The steering wheel is adjustable for rake and reach, though even extended as far as it’ll go, it’s a long reach for long-legged drivers. And the pedals are spaced a bit too far for easy heel-and-toeing. Trunk space is meager, at 6.9 cubic feet, and Subaru made no mention of an available sunroof.
Not that we would have opened it on the course — especially the high-speed oval. We saw an indicated 132 mph in the manual-transmission BRZ, and the 2.0-liter was still pulling. It seemed a long shot that it would make it to 143 mph, which is the estimated top speed an engineer gave us. On the other hand, a BRZ automatic couldn’t pull past 128 mph, and that same engineer estimates it will make it to 137 mph – so perhaps the track was headed up a slight grade. The manual transmission car should be able to hit 60 mph in just under 7 seconds; the automatic just over — but there’s enough low-end torque to easily spin the 215/45-WR17 Michelin Primacy HP tires off the line.

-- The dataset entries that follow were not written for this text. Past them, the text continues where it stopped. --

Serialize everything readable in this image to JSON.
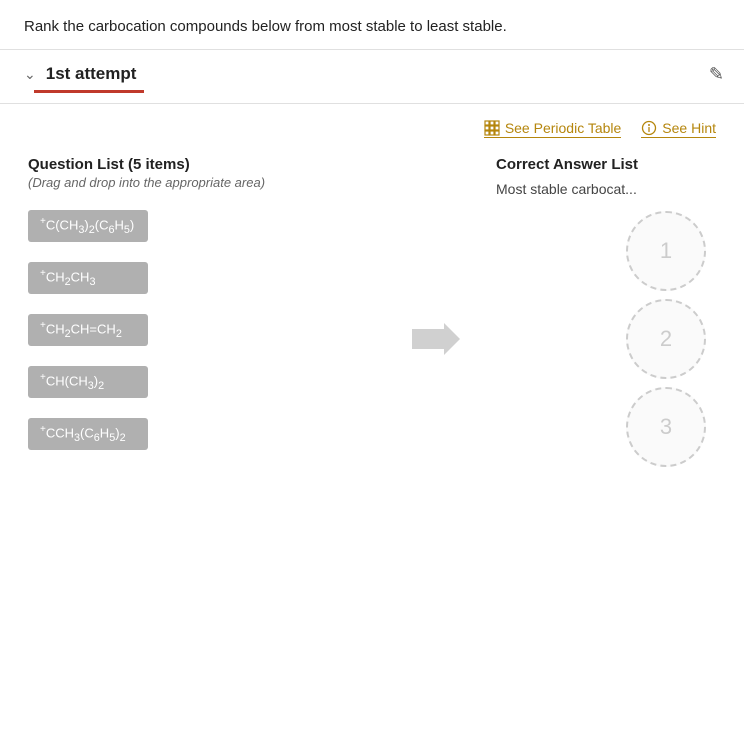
{
  "instruction": "Rank the carbocation compounds below from most stable to least stable.",
  "attempt": {
    "label": "1st attempt"
  },
  "toolbar": {
    "periodic_table_label": "See Periodic Table",
    "hint_label": "See Hint"
  },
  "question_list": {
    "title": "Question List (5 items)",
    "subtitle": "(Drag and drop into the appropriate area)",
    "items": [
      {
        "id": "c1",
        "formula_html": "<sup>+</sup>C(CH<sub>3</sub>)<sub>2</sub>(C<sub>6</sub>H<sub>5</sub>)"
      },
      {
        "id": "c2",
        "formula_html": "<sup>+</sup>CH<sub>2</sub>CH<sub>3</sub>"
      },
      {
        "id": "c3",
        "formula_html": "<sup>+</sup>CH<sub>2</sub>CH=CH<sub>2</sub>"
      },
      {
        "id": "c4",
        "formula_html": "<sup>+</sup>CH(CH<sub>3</sub>)<sub>2</sub>"
      },
      {
        "id": "c5",
        "formula_html": "<sup>+</sup>CCH<sub>3</sub>(C<sub>6</sub>H<sub>5</sub>)<sub>2</sub>"
      }
    ]
  },
  "correct_answer": {
    "title": "Correct Answer List",
    "most_stable_label": "Most stable carbocat...",
    "drop_zones": [
      {
        "number": "1"
      },
      {
        "number": "2"
      },
      {
        "number": "3"
      }
    ]
  }
}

Wait, wait, wait! The BRZ isn’t about the numbers! A sports car doesn’t need to look good in the stats box, it just needs to be a great drive. And the BRZ is a great drive. If you’re looking for smoking 0-60 numbers and crazy top speeds that you’ll never get to, there are certainly other cars that better fit your tastes. The BRZ needs a convertible top more than it needs a turbo — because that, not horsepower, is the only thing holding this car back from being the modern-day equivalent of those wonderful 1960s sports cars.
2013 Subaru BRZ
On Sale: Late spring 2012
Estimated price range: $25,000 (base, includes navigation) to $28,000 (Limited)
Major options: leather/Alcantara seats, seat heaters, rear spoiler
Engine: 2.0L DOHC H-4. 200 hp @ 7000 rpm, 150 lb-ft @ 6400-6600 rpm
Transmissions: 6-speed manual, 6-speed paddleshifted automatic
EPA: n/a (but Subaru promises 30 mpg highway)